Your instructions: In the data below, find every line that has the string "Escenas", and copy it.
- Opening Delimiter -
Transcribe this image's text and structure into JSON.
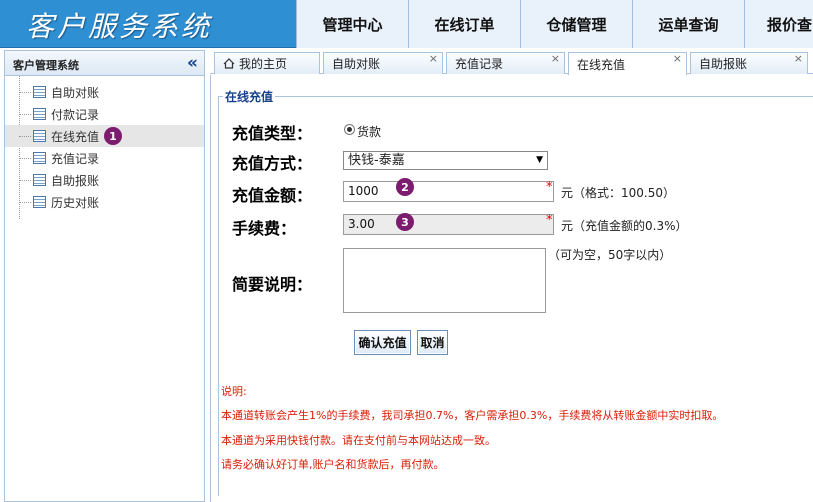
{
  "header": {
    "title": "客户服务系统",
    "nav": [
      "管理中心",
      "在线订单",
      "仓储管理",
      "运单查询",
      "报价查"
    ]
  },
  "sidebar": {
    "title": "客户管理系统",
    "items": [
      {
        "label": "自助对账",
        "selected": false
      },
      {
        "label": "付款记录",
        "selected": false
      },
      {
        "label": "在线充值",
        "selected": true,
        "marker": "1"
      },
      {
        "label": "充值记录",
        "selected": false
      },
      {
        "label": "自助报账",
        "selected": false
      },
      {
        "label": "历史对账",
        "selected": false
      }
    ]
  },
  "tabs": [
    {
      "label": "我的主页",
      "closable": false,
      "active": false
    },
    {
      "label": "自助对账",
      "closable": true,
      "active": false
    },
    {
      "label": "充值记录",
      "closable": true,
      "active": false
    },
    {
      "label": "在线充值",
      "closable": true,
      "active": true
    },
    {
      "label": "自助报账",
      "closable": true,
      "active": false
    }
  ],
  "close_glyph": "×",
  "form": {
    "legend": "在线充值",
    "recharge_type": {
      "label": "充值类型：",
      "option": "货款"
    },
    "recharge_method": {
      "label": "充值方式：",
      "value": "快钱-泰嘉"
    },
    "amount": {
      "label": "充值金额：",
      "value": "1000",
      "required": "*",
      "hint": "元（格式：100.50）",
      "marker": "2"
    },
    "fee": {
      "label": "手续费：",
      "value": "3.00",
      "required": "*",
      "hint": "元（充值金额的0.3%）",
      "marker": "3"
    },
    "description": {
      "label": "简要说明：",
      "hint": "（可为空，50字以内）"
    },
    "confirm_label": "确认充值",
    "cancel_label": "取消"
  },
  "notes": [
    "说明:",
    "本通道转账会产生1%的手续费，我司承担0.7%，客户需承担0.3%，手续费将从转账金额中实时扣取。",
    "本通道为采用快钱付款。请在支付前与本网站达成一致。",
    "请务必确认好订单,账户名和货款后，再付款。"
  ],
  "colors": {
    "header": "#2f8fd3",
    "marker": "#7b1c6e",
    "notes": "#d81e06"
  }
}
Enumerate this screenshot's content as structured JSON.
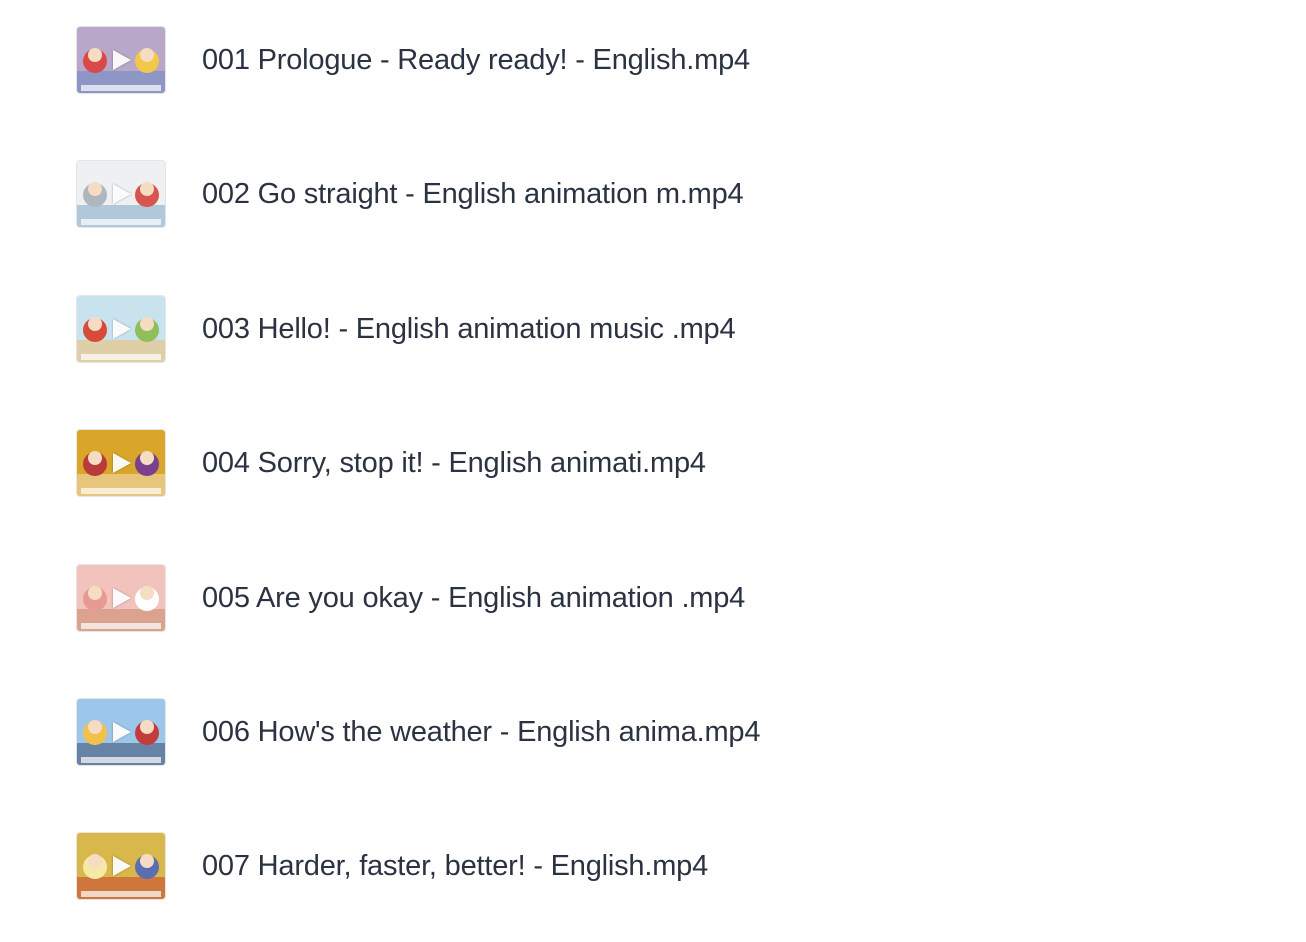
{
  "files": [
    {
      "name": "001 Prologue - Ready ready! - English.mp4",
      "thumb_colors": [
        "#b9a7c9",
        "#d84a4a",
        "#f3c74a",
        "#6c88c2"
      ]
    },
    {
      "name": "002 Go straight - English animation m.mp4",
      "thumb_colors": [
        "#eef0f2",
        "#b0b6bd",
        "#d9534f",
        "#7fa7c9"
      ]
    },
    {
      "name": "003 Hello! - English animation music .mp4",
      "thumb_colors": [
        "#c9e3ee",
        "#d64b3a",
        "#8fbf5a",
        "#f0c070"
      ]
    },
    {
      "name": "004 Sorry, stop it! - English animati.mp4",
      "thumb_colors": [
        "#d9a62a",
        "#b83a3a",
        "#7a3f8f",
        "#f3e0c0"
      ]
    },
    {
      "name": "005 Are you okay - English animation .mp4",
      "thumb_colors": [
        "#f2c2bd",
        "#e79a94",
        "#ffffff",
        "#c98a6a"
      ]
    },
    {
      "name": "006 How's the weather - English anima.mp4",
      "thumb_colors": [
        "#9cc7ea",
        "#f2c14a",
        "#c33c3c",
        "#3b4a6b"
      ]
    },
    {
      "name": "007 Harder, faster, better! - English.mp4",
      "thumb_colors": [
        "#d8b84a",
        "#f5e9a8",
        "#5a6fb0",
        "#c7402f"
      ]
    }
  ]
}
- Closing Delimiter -
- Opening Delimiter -
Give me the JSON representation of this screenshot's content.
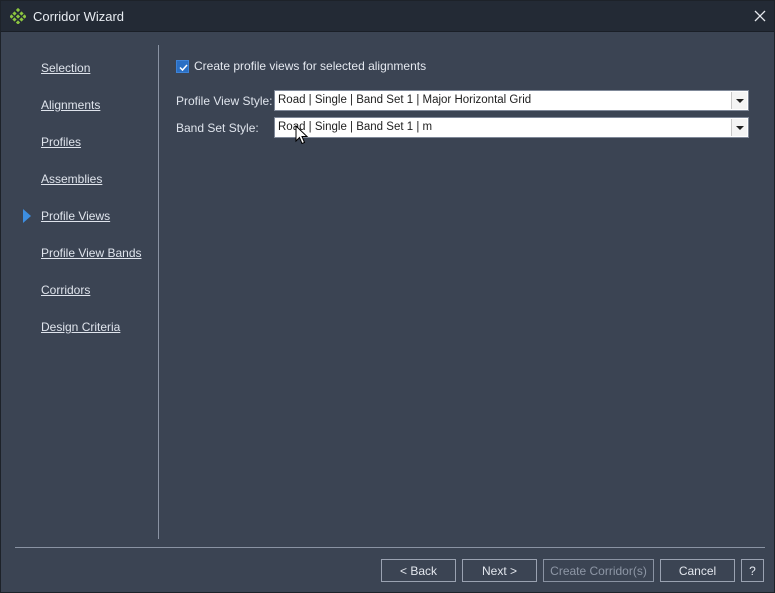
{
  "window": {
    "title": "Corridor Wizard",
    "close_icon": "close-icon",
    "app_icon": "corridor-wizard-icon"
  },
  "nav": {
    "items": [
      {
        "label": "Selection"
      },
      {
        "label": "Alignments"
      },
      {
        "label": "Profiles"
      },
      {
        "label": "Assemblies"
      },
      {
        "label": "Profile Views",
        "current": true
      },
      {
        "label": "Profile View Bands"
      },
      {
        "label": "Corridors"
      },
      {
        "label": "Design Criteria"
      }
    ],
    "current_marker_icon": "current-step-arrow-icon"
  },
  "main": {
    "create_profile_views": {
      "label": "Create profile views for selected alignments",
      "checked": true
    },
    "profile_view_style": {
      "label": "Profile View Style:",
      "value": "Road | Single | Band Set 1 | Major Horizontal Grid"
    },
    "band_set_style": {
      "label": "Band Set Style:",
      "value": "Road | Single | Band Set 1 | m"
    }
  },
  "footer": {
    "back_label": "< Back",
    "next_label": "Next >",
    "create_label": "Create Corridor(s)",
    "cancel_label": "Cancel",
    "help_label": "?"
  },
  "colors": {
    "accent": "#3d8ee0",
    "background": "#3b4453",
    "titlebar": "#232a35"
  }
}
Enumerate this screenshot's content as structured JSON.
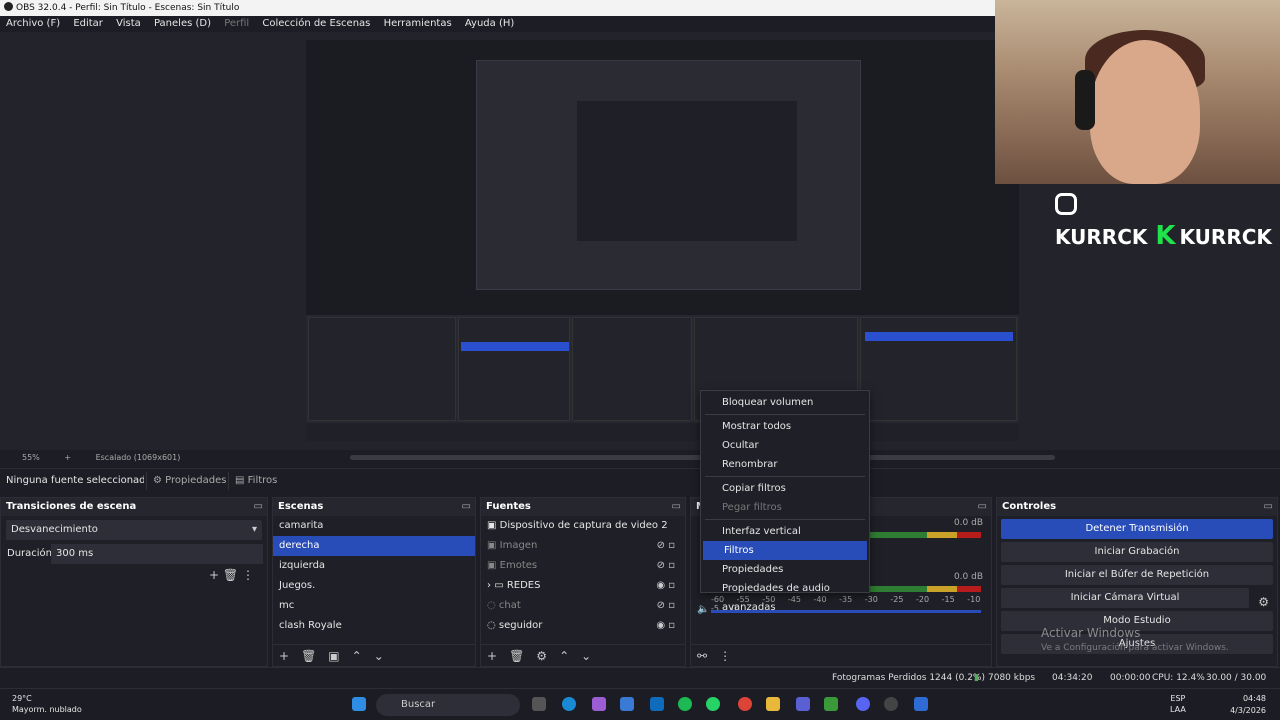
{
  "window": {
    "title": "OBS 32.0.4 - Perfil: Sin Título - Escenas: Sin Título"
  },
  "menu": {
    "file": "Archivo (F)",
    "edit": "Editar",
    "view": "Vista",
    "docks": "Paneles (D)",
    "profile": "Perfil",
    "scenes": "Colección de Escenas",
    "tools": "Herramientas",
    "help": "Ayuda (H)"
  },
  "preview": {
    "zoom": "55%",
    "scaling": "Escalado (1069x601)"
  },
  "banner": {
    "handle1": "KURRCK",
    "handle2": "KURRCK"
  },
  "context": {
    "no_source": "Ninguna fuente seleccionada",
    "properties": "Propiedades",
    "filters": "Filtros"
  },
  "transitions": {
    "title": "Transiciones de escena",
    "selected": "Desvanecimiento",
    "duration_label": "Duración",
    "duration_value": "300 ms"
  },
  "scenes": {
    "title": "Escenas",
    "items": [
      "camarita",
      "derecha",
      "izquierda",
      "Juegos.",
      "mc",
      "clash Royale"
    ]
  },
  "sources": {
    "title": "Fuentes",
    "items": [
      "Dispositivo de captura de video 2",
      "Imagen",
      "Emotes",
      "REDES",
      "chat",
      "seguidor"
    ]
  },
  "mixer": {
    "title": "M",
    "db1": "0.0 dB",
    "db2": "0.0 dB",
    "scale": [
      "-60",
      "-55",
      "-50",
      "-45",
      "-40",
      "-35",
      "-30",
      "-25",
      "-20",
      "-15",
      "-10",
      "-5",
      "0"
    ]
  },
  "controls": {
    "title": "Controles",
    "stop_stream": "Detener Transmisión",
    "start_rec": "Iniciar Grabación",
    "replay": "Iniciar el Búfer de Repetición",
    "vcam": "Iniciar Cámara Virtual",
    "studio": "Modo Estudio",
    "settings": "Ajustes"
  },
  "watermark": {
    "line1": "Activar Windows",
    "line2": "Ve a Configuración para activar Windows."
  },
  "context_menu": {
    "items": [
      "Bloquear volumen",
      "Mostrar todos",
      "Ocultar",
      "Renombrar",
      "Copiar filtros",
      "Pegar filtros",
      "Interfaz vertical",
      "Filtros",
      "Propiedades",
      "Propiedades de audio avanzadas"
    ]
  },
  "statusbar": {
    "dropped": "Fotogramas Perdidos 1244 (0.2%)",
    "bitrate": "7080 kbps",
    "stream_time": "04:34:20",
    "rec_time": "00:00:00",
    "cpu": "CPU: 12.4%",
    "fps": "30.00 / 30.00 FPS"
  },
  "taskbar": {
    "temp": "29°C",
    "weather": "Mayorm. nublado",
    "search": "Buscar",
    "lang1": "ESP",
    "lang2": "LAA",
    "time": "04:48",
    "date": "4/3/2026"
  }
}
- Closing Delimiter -
Finished task:
    "title": "OBS 32.0.4 - Perfil: Sin Título - Escenas: Sin Título"
    "scenes": "Colección de Escenas",
    "title": "Escenas",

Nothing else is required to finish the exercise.